top of page


Project Location: Kakuma Refugee Camp, Kenya / 2017 - current

together with refugee leaders: Muzabel, Vasco and Deborah

IMG_8731 (1)_edited.jpg

One issue in Kakuma Refugee Camp is that UNHCR and UNICEF only have the capacity to provide schooling for children under age 15, so many adolescents and young adults lacked learning opportunities and thus livelihoods during their years stuck in the refugee camp. Along with refugee leaders Muzabel and Vasco, we initiated a project to start a school for adolescents, young adults and women with childcare responsibilities but are eager to learn. 

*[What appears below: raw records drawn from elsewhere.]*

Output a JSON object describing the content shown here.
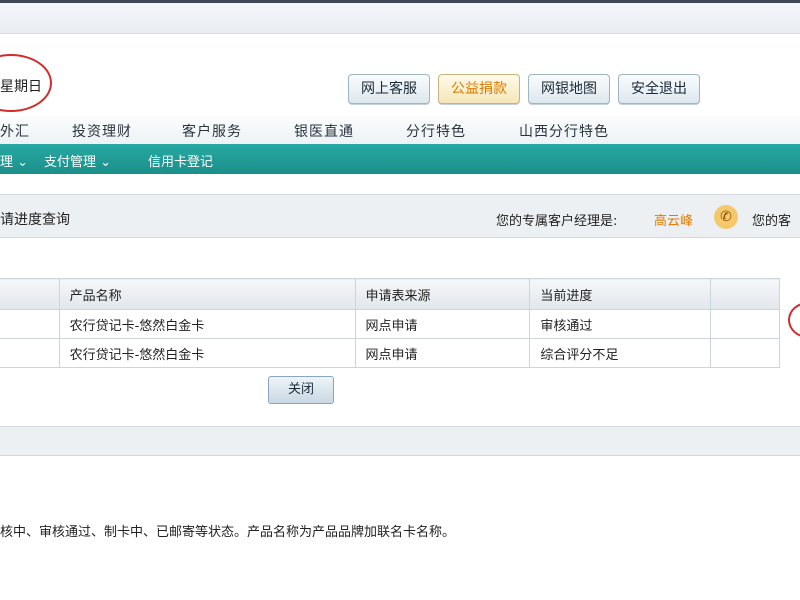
{
  "header": {
    "weekday": "星期日",
    "buttons": [
      "网上客服",
      "公益捐款",
      "网银地图",
      "安全退出"
    ]
  },
  "main_nav": [
    "外汇",
    "投资理财",
    "客户服务",
    "银医直通",
    "分行特色",
    "山西分行特色"
  ],
  "sub_nav": [
    "理",
    "支付管理",
    "信用卡登记"
  ],
  "section": {
    "title": "请进度查询",
    "manager_label": "您的专属客户经理是:",
    "manager_name": "高云峰",
    "manager_label_2": "您的客"
  },
  "table": {
    "headers": [
      "",
      "产品名称",
      "申请表来源",
      "当前进度"
    ],
    "rows": [
      [
        "",
        "农行贷记卡-悠然白金卡",
        "网点申请",
        "审核通过"
      ],
      [
        "",
        "农行贷记卡-悠然白金卡",
        "网点申请",
        "综合评分不足"
      ]
    ]
  },
  "close_label": "关闭",
  "note": "核中、审核通过、制卡中、已邮寄等状态。产品名称为产品品牌加联名卡名称。",
  "colors": {
    "accent": "#e07a00",
    "teal": "#1b9a94",
    "annotation": "#d32b2b"
  }
}
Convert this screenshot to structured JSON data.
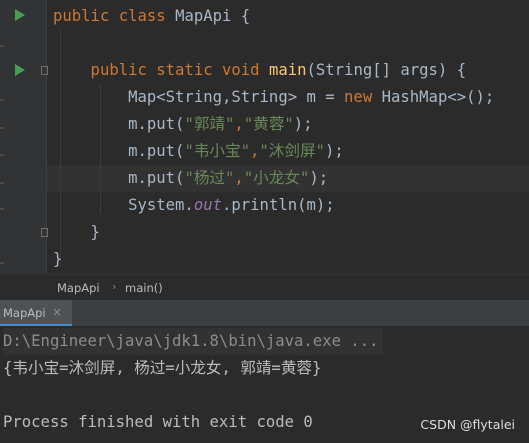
{
  "editor": {
    "lines": [
      {
        "id": "class-decl",
        "tokens": [
          {
            "t": "public class ",
            "c": "kw"
          },
          {
            "t": "MapApi {",
            "c": ""
          }
        ]
      },
      {
        "id": "blank",
        "tokens": []
      },
      {
        "id": "main-decl",
        "tokens": [
          {
            "t": "    public static void ",
            "c": "kw"
          },
          {
            "t": "main",
            "c": "fn"
          },
          {
            "t": "(String[] args) {",
            "c": ""
          }
        ]
      },
      {
        "id": "map-decl",
        "tokens": [
          {
            "t": "        Map<String,String> m = ",
            "c": ""
          },
          {
            "t": "new ",
            "c": "kw"
          },
          {
            "t": "HashMap<>();",
            "c": ""
          }
        ]
      },
      {
        "id": "put-1",
        "tokens": [
          {
            "t": "        m.put(",
            "c": ""
          },
          {
            "t": "\"郭靖\"",
            "c": "str"
          },
          {
            "t": ",",
            "c": "kw"
          },
          {
            "t": "\"黄蓉\"",
            "c": "str"
          },
          {
            "t": ");",
            "c": ""
          }
        ]
      },
      {
        "id": "put-2",
        "tokens": [
          {
            "t": "        m.put(",
            "c": ""
          },
          {
            "t": "\"韦小宝\"",
            "c": "str"
          },
          {
            "t": ",",
            "c": "kw"
          },
          {
            "t": "\"沐剑屏\"",
            "c": "str"
          },
          {
            "t": ");",
            "c": ""
          }
        ]
      },
      {
        "id": "put-3",
        "tokens": [
          {
            "t": "        m.put(",
            "c": ""
          },
          {
            "t": "\"杨过\"",
            "c": "str"
          },
          {
            "t": ",",
            "c": "kw"
          },
          {
            "t": "\"小龙女\"",
            "c": "str"
          },
          {
            "t": ");",
            "c": ""
          }
        ]
      },
      {
        "id": "println",
        "tokens": [
          {
            "t": "        System.",
            "c": ""
          },
          {
            "t": "out",
            "c": "field"
          },
          {
            "t": ".println(m);",
            "c": ""
          }
        ]
      },
      {
        "id": "close-main",
        "tokens": [
          {
            "t": "    }",
            "c": ""
          }
        ]
      },
      {
        "id": "close-class",
        "tokens": [
          {
            "t": "}",
            "c": ""
          }
        ]
      }
    ]
  },
  "breadcrumb": {
    "items": [
      "MapApi",
      "main()"
    ],
    "separator": "›"
  },
  "tool_window": {
    "tab_label": "MapApi",
    "close_glyph": "×"
  },
  "console": {
    "lines": [
      {
        "text": "D:\\Engineer\\java\\jdk1.8\\bin\\java.exe ...",
        "kind": "cmd"
      },
      {
        "text": "{韦小宝=沐剑屏, 杨过=小龙女, 郭靖=黄蓉}",
        "kind": "out"
      },
      {
        "text": "",
        "kind": "out"
      },
      {
        "text": "Process finished with exit code 0",
        "kind": "out"
      }
    ]
  },
  "watermark": "CSDN @flytalei",
  "colors": {
    "keyword": "#cc7832",
    "method": "#ffc66d",
    "string": "#6a8759",
    "field": "#9876aa",
    "text": "#a9b7c6",
    "run_icon": "#499c54"
  }
}
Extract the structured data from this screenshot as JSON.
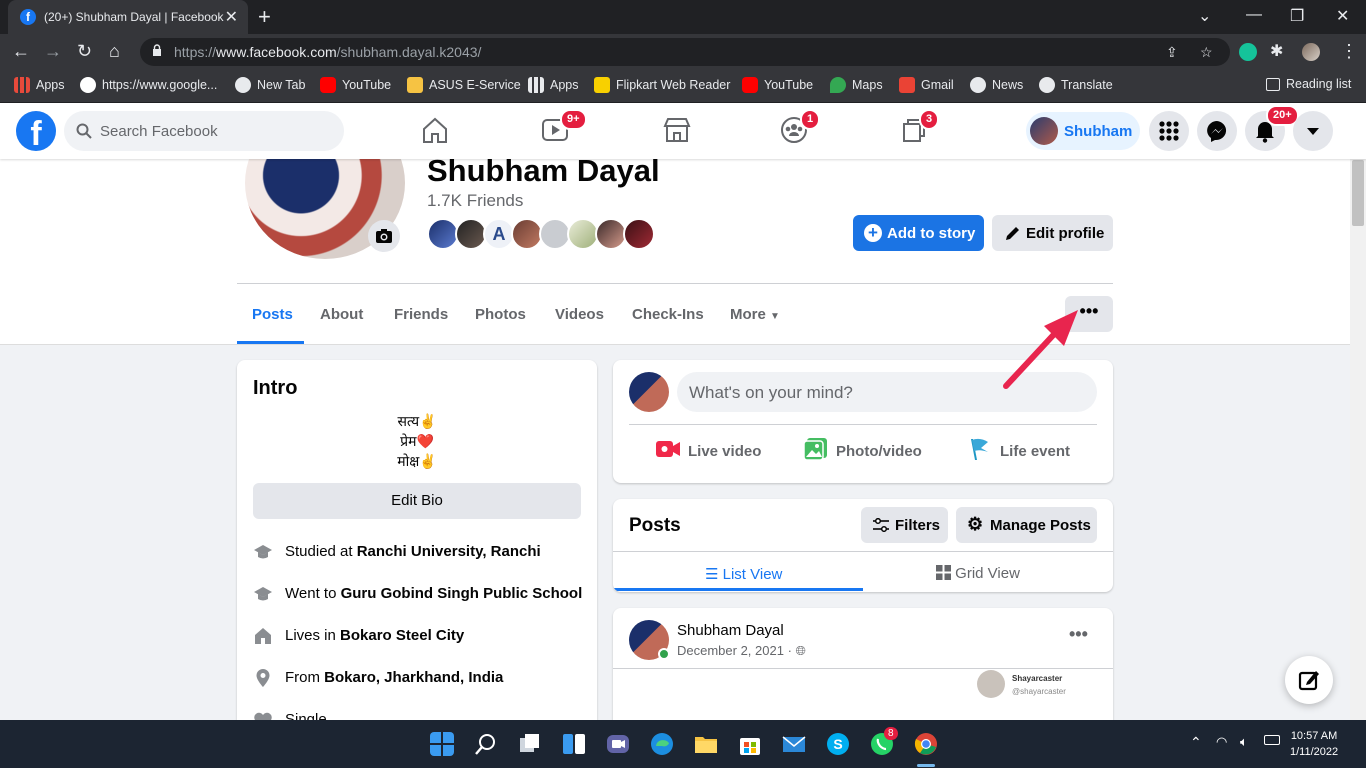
{
  "browser": {
    "tab_title": "(20+) Shubham Dayal | Facebook",
    "url_prefix": "https://",
    "url_host": "www.facebook.com",
    "url_path": "/shubham.dayal.k2043/",
    "bookmarks": [
      "Apps",
      "https://www.google...",
      "New Tab",
      "YouTube",
      "ASUS E-Service",
      "Apps",
      "Flipkart Web Reader",
      "YouTube",
      "Maps",
      "Gmail",
      "News",
      "Translate"
    ],
    "reading_list": "Reading list"
  },
  "fb_header": {
    "search_placeholder": "Search Facebook",
    "watch_badge": "9+",
    "groups_badge": "1",
    "gaming_badge": "3",
    "profile_name": "Shubham",
    "notifications_badge": "20+"
  },
  "profile": {
    "name": "Shubham Dayal",
    "friends_count": "1.7K Friends",
    "add_story": "Add to story",
    "edit_profile": "Edit profile",
    "tabs": [
      "Posts",
      "About",
      "Friends",
      "Photos",
      "Videos",
      "Check-Ins",
      "More"
    ],
    "more_options": "•••"
  },
  "intro": {
    "title": "Intro",
    "bio_lines": [
      "सत्य✌️",
      "प्रेम❤️",
      "मोक्ष✌️"
    ],
    "edit_bio": "Edit Bio",
    "rows": [
      {
        "prefix": "Studied at ",
        "bold": "Ranchi University, Ranchi"
      },
      {
        "prefix": "Went to ",
        "bold": "Guru Gobind Singh Public School"
      },
      {
        "prefix": "Lives in ",
        "bold": "Bokaro Steel City"
      },
      {
        "prefix": "From ",
        "bold": "Bokaro, Jharkhand, India"
      },
      {
        "prefix": "Single",
        "bold": ""
      }
    ]
  },
  "composer": {
    "placeholder": "What's on your mind?",
    "live_video": "Live video",
    "photo_video": "Photo/video",
    "life_event": "Life event"
  },
  "posts_box": {
    "title": "Posts",
    "filters": "Filters",
    "manage_posts": "Manage Posts",
    "list_view": "List View",
    "grid_view": "Grid View"
  },
  "post": {
    "author": "Shubham Dayal",
    "date": "December 2, 2021 · ",
    "shared_name": "Shayarcaster",
    "shared_handle": "@shayarcaster"
  },
  "taskbar": {
    "whatsapp_badge": "8",
    "time": "10:57 AM",
    "date": "1/11/2022"
  },
  "colors": {
    "fb_blue": "#1877f2",
    "badge_red": "#e41e3f",
    "arrow_red": "#e8254e"
  }
}
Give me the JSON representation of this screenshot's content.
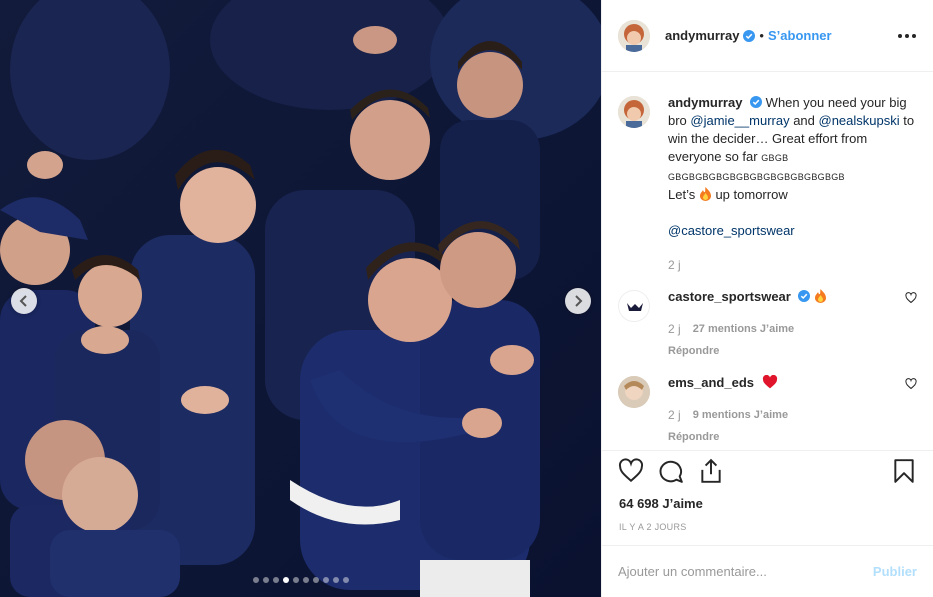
{
  "post": {
    "image_alt": "",
    "carousel": {
      "dot_count": 10,
      "active_index": 3
    }
  },
  "header": {
    "username": "andymurray",
    "separator": "•",
    "follow_label": "S’abonner"
  },
  "caption": {
    "username": "andymurray",
    "text_1": "When you need your big bro ",
    "mention_1": "@jamie__murray",
    "text_2": " and ",
    "mention_2": "@nealskupski",
    "text_3": " to win the decider… Great effort from everyone so far ",
    "gbgb_1": "GBGB",
    "gbgb_2": "GBGBGBGBGBGBGBGBGBGBGBGBGB",
    "text_4": "Let’s ",
    "text_5": " up tomorrow",
    "mention_3": "@castore_sportswear",
    "time": "2 j"
  },
  "comments": [
    {
      "username": "castore_sportswear",
      "time": "2 j",
      "likes": "27 mentions J’aime",
      "reply": "Répondre"
    },
    {
      "username": "ems_and_eds",
      "time": "2 j",
      "likes": "9 mentions J’aime",
      "reply": "Répondre"
    }
  ],
  "footer": {
    "likes_total": "64 698 J’aime",
    "timestamp": "IL Y A 2 JOURS",
    "comment_placeholder": "Ajouter un commentaire...",
    "publish_label": "Publier"
  },
  "colors": {
    "accent": "#3897f0",
    "mention": "#003569",
    "meta": "#999999",
    "heart_red": "#ed4956"
  }
}
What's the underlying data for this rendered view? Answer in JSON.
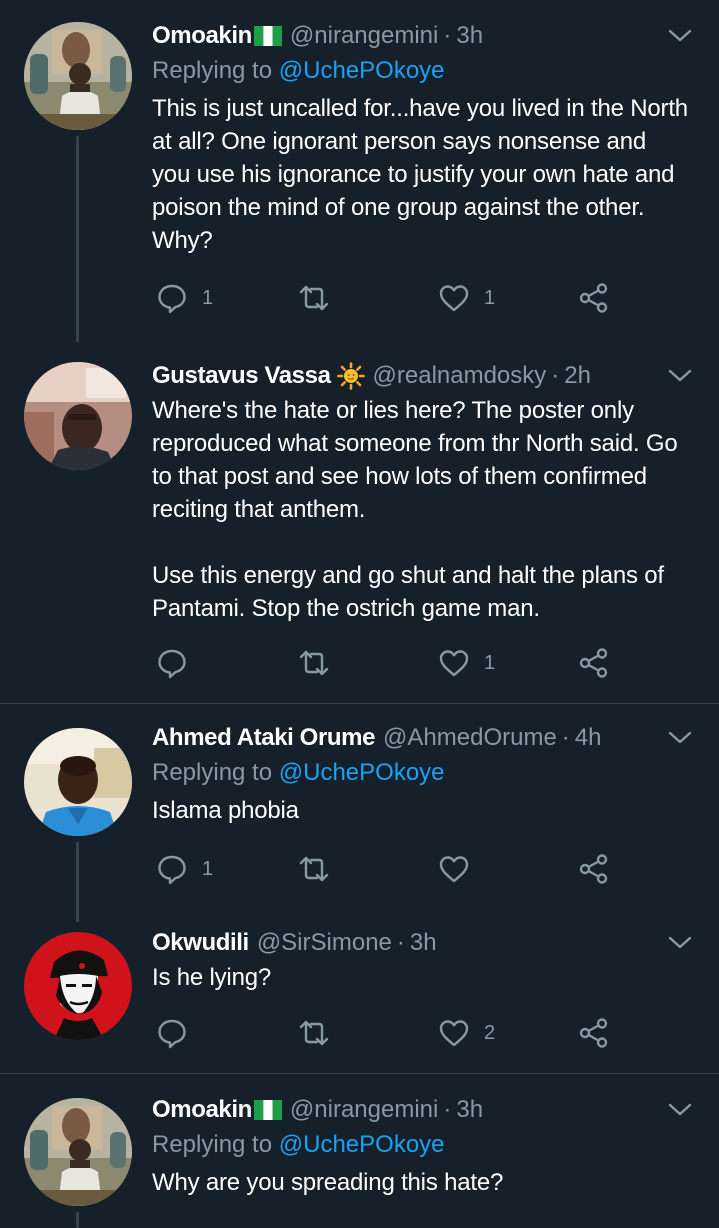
{
  "tweets": [
    {
      "name": "Omoakin",
      "has_flag": true,
      "handle": "@nirangemini",
      "separator": "·",
      "time": "3h",
      "replying_prefix": "Replying to ",
      "replying_to": "@UchePOkoye",
      "text": "This is just uncalled for...have you lived in the North at all? One ignorant person says nonsense and you use his ignorance to justify your own hate and poison the mind of one group against the other. Why?",
      "reply_count": "1",
      "retweet_count": "",
      "like_count": "1"
    },
    {
      "name": "Gustavus Vassa",
      "has_sun": true,
      "handle": "@realnamdosky",
      "separator": "·",
      "time": "2h",
      "text": "Where's the hate or lies here? The poster only reproduced what someone from thr North said. Go to that post and see how lots of them confirmed reciting that anthem.\n\nUse this energy and go shut and halt the plans of Pantami. Stop the ostrich game man.",
      "reply_count": "",
      "retweet_count": "",
      "like_count": "1"
    },
    {
      "name": "Ahmed Ataki Orume",
      "handle": "@AhmedOrume",
      "separator": "·",
      "time": "4h",
      "replying_prefix": "Replying to ",
      "replying_to": "@UchePOkoye",
      "text": "Islama phobia",
      "reply_count": "1",
      "retweet_count": "",
      "like_count": ""
    },
    {
      "name": "Okwudili",
      "handle": "@SirSimone",
      "separator": "·",
      "time": "3h",
      "text": "Is he lying?",
      "reply_count": "",
      "retweet_count": "",
      "like_count": "2"
    },
    {
      "name": "Omoakin",
      "has_flag": true,
      "handle": "@nirangemini",
      "separator": "·",
      "time": "3h",
      "replying_prefix": "Replying to ",
      "replying_to": "@UchePOkoye",
      "text": "Why are you spreading this hate?"
    }
  ],
  "colors": {
    "background": "#15202b",
    "secondary_text": "#8899a6",
    "link": "#1da1f2",
    "divider": "#38444d"
  },
  "icons": {
    "reply": "reply-bubble-icon",
    "retweet": "retweet-icon",
    "like": "heart-icon",
    "share": "share-icon",
    "more": "chevron-down-icon"
  }
}
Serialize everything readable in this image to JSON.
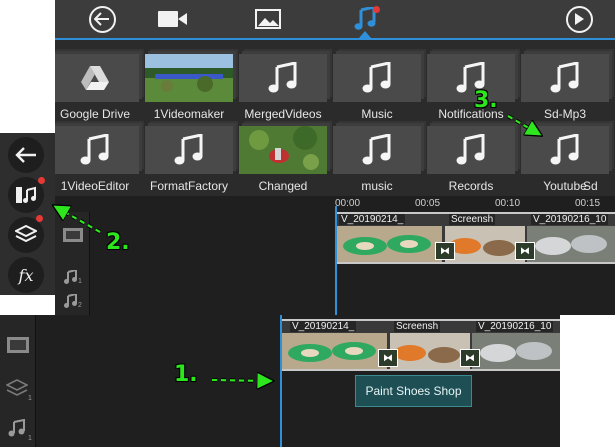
{
  "topbar": {
    "tabs": [
      {
        "icon": "back-icon"
      },
      {
        "icon": "video-icon"
      },
      {
        "icon": "image-icon"
      },
      {
        "icon": "music-icon",
        "active": true,
        "badge": true
      },
      {
        "icon": "play-icon"
      }
    ],
    "accent": "#2f8fd8"
  },
  "folders": [
    {
      "label": "Google Drive",
      "thumb": "google-drive-icon"
    },
    {
      "label": "1Videomaker",
      "thumb": "video-thumbnail"
    },
    {
      "label": "MergedVideos",
      "thumb": "music-note-icon"
    },
    {
      "label": "Music",
      "thumb": "music-note-icon"
    },
    {
      "label": "Notifications",
      "thumb": "music-note-icon"
    },
    {
      "label": "Sd-Mp3",
      "thumb": "music-note-icon"
    },
    {
      "label": "1VideoEditor",
      "thumb": "music-note-icon"
    },
    {
      "label": "FormatFactory",
      "thumb": "music-note-icon"
    },
    {
      "label": "Changed",
      "thumb": "photo-thumbnail"
    },
    {
      "label": "",
      "thumb": "music-note-icon"
    },
    {
      "label": "music",
      "thumb": "music-note-icon"
    },
    {
      "label": "Records",
      "thumb": "music-note-icon"
    },
    {
      "label": "Youtube",
      "thumb": "music-note-icon"
    },
    {
      "label": "Sd",
      "thumb": "music-note-icon"
    }
  ],
  "timeline": {
    "ruler": [
      "00:00",
      "00:05",
      "00:10",
      "00:15"
    ],
    "clips": [
      "V_20190214_",
      "Screensh",
      "V_20190216_10"
    ],
    "title_clip": "Paint Shoes Shop",
    "track_numbers": [
      "1",
      "2"
    ]
  },
  "left_toolbar": {
    "buttons": [
      {
        "name": "back",
        "icon": "back-arrow-icon"
      },
      {
        "name": "media",
        "icon": "media-music-icon",
        "badge": true
      },
      {
        "name": "layers",
        "icon": "layers-icon",
        "badge": true
      },
      {
        "name": "effects",
        "icon": "fx-icon",
        "text": "fx"
      }
    ]
  },
  "annotations": {
    "step1": "1.",
    "step2": "2.",
    "step3": "3.",
    "arrow_color": "#2ee61e"
  }
}
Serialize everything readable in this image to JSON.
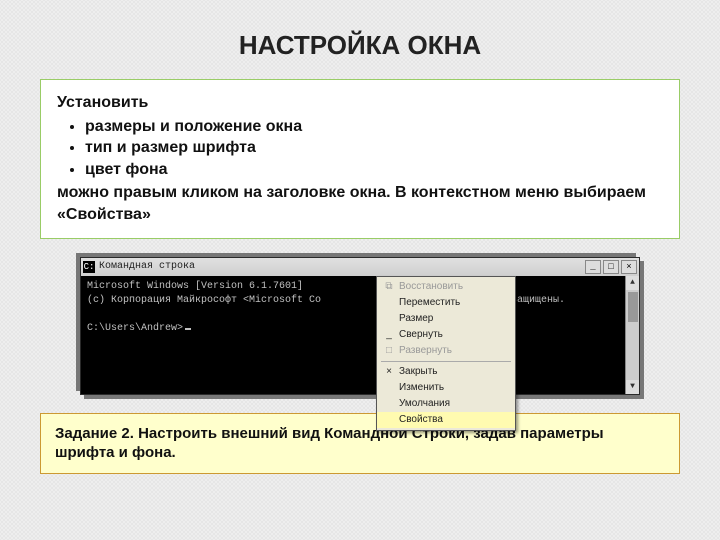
{
  "page": {
    "title": "НАСТРОЙКА ОКНА"
  },
  "panel": {
    "lead": "Установить",
    "items": [
      "размеры и положение окна",
      "тип и размер шрифта",
      "цвет фона"
    ],
    "tail": "можно правым кликом на заголовке окна. В контекстном меню выбираем «Свойства»"
  },
  "cmd": {
    "title": "Командная строка",
    "line1": "Microsoft Windows [Version 6.1.7601]",
    "line2_left": "(c) Корпорация Майкрософт <Microsoft Co",
    "line2_right": "рава защищены.",
    "prompt": "C:\\Users\\Andrew>"
  },
  "menu": {
    "restore": "Восстановить",
    "move": "Переместить",
    "size": "Размер",
    "minimize": "Свернуть",
    "maximize": "Развернуть",
    "close": "Закрыть",
    "edit": "Изменить",
    "defaults": "Умолчания",
    "properties": "Свойства"
  },
  "task": {
    "lead": "Задание 2.  ",
    "body": "Настроить внешний вид Командной Строки, задав параметры шрифта и фона."
  }
}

Gaining permission from the UNHCR, we designed, built and developed the first school in Kakuma that was initiated, self-governed and taught by refugees themselves. With minimal budget, basic construction methods and limited access to materials, building this school was signified as an act of empowerment for the entire community to exert their rights beyond survival, and to fulfill their potentials within the heavily constrained refugee camp. 

During the design phase, we had community meetings for all interested refugees to voice their needs and goals, and all community members participated in the construction. Through this process, this practice also explored architecture’s potential to be a reachable tool for everyone in the refugee camp to challenge the status quo and shape a shared future.

The center was completed in May, 2017. It still runs today:

Programs offered here now include: English, math, business development, computer technology, tailoring, sex and reproductive health education.

Copy of DSC00563(1).JPG
DSC00007 (1).jpg
bottom of page